From Amnesty International:
139 countries and several international criminal tribunals agree.
In response to an article published in The Age and the Sydney Morning Herald newspapers today, Amnesty International restates its view that torture is never justifiable. Amnesty International absolutely deplores any suggestion that torture or other ill-treatment is acceptable for any reason, or at any time. Amnesty International believes that to flout the rule of law, to torture, to humiliate, is to undermine long-term security. Respect for human rights is the route to security, not the obstacle to it.
“It is absolutely astonishing and appalling that anybody would justify the use of torture on moral, pragmatic or any other grounds.” Amnesty International Australia’s spokesperson, Nicole Bieske said. “The prohibition against torture at all times and in all circumstances is not negotiable”.
Torture and other cruel, inhuman or degrading treatment are universally punishable crimes. In all of the ad hoc international criminal tribunals established to date, not one has accepted any justifications for torture or ill-treatment, nor have they found that torturing or otherwise ill-treating certain people is anything less than a crime.
Furthermore, it is generally accepted that torture does not produce the desired result of the perpetrator – quite the opposite. People who are tortured will give any answer to stop it continuing.
Torture and other cruel, inhuman or degrading treatment are absolutely prohibited in all circumstances under international law. This fact is irrespective of the guilt or innocence of the person subjected to it. This means that there is never any justification for the use of torture.

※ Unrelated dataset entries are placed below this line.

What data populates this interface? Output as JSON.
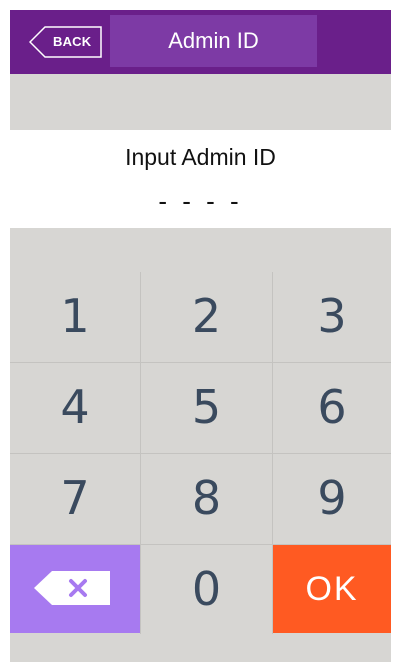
{
  "header": {
    "back_label": "BACK",
    "title": "Admin ID"
  },
  "prompt": {
    "text": "Input Admin ID",
    "id_mask": "- - - -"
  },
  "keypad": {
    "keys": [
      "1",
      "2",
      "3",
      "4",
      "5",
      "6",
      "7",
      "8",
      "9"
    ],
    "zero": "0",
    "ok": "OK",
    "backspace_icon": "backspace-icon"
  },
  "colors": {
    "header": "#6a1f8a",
    "title_box": "#7d3aa5",
    "panel": "#d7d6d3",
    "backspace_key": "#a77af0",
    "ok_key": "#ff5a22",
    "digit_text": "#3a4a5e"
  }
}
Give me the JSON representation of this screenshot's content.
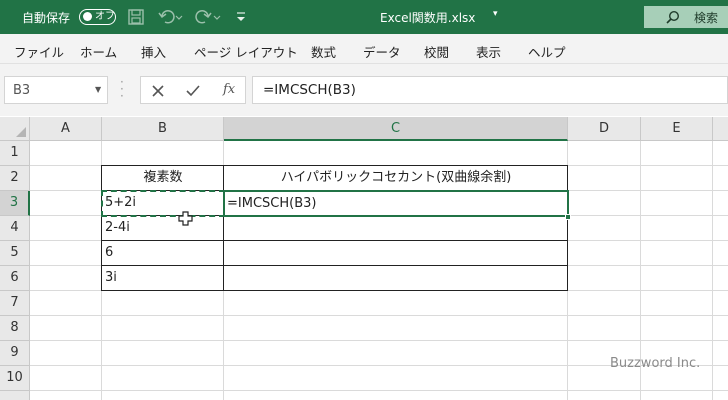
{
  "titlebar": {
    "autosave_label": "自動保存",
    "autosave_state": "オフ",
    "document_title": "Excel関数用.xlsx",
    "title_caret": "▾",
    "search_label": "検索"
  },
  "ribbon": {
    "tabs": [
      "ファイル",
      "ホーム",
      "挿入",
      "ページ レイアウト",
      "数式",
      "データ",
      "校閲",
      "表示",
      "ヘルプ"
    ]
  },
  "formula_bar": {
    "name_box": "B3",
    "formula": "=IMCSCH(B3)",
    "fx_label": "fx"
  },
  "grid": {
    "columns": [
      "A",
      "B",
      "C",
      "D",
      "E"
    ],
    "rows": [
      "1",
      "2",
      "3",
      "4",
      "5",
      "6",
      "7",
      "8",
      "9",
      "10"
    ],
    "active_column": "C",
    "active_row": "3"
  },
  "table": {
    "header_b": "複素数",
    "header_c": "ハイパボリックコセカント(双曲線余割)",
    "values_b": [
      "5+2i",
      "2-4i",
      "6",
      "3i"
    ],
    "c3_edit": "=IMCSCH(B3)"
  },
  "watermark": "Buzzword Inc.",
  "colors": {
    "accent": "#217346"
  }
}
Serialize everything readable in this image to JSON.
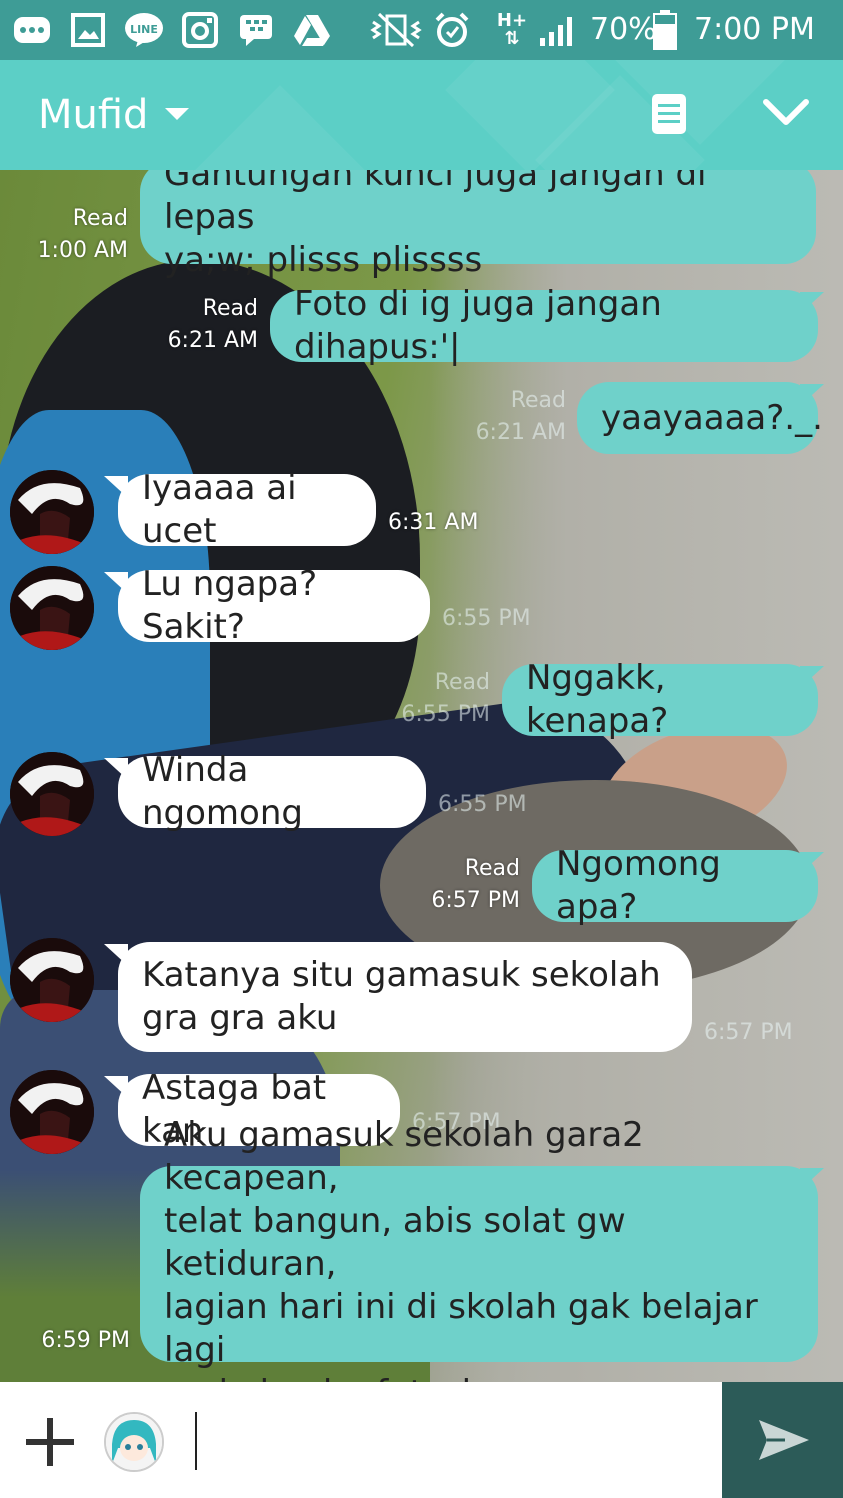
{
  "status_bar": {
    "battery_percent": "70%",
    "time": "7:00 PM",
    "network": "H+",
    "icons": [
      "more-icon",
      "gallery-icon",
      "line-icon",
      "instagram-icon",
      "bbm-icon",
      "drive-icon",
      "vibrate-icon",
      "alarm-icon",
      "data-arrows-icon",
      "signal-icon",
      "battery-icon"
    ],
    "line_badge": "LINE"
  },
  "header": {
    "title": "Mufid",
    "icons": [
      "dropdown-caret-icon",
      "notes-icon",
      "chevron-down-icon"
    ]
  },
  "messages": [
    {
      "dir": "out",
      "text": "Gantungan kunci juga jangan di lepas\nya;w; plisss plissss",
      "read": "Read",
      "time": "1:00 AM"
    },
    {
      "dir": "out",
      "text": "Foto di ig juga jangan dihapus:'|",
      "read": "Read",
      "time": "6:21 AM"
    },
    {
      "dir": "out",
      "text": "yaayaaaa?._.",
      "read": "Read",
      "time": "6:21 AM"
    },
    {
      "dir": "in",
      "text": "Iyaaaa ai ucet",
      "time": "6:31 AM"
    },
    {
      "dir": "in",
      "text": "Lu ngapa? Sakit?",
      "time": "6:55 PM"
    },
    {
      "dir": "out",
      "text": "Nggakk, kenapa?",
      "read": "Read",
      "time": "6:55 PM"
    },
    {
      "dir": "in",
      "text": "Winda ngomong",
      "time": "6:55 PM"
    },
    {
      "dir": "out",
      "text": "Ngomong apa?",
      "read": "Read",
      "time": "6:57 PM"
    },
    {
      "dir": "in",
      "text": "Katanya situ gamasuk sekolah\ngra gra aku",
      "time": "6:57 PM"
    },
    {
      "dir": "in",
      "text": "Astaga bat kan",
      "time": "6:57 PM"
    },
    {
      "dir": "out",
      "text": "Aku gamasuk sekolah gara2 kecapean,\ntelat bangun, abis solat gw ketiduran,\nlagian hari ini di skolah gak belajar lagi\npada lomba futsal",
      "time": "6:59 PM"
    }
  ],
  "composer": {
    "input_value": "",
    "icons": [
      "plus-icon",
      "sticker-icon",
      "send-icon"
    ]
  },
  "colors": {
    "header": "#5ccfc6",
    "status_bar": "#3e9c96",
    "bubble_out": "#6fd1ca",
    "bubble_in": "#ffffff",
    "send_button": "#2c5b58"
  }
}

Governments around the world have recognised and committed to this prohibition. One hundred and thirty nine countries have signed up to the Convention Against Torture which explicitly states that torture, or other cruel, inhuman or degrading treatment or punishment, is never acceptable or justifiable.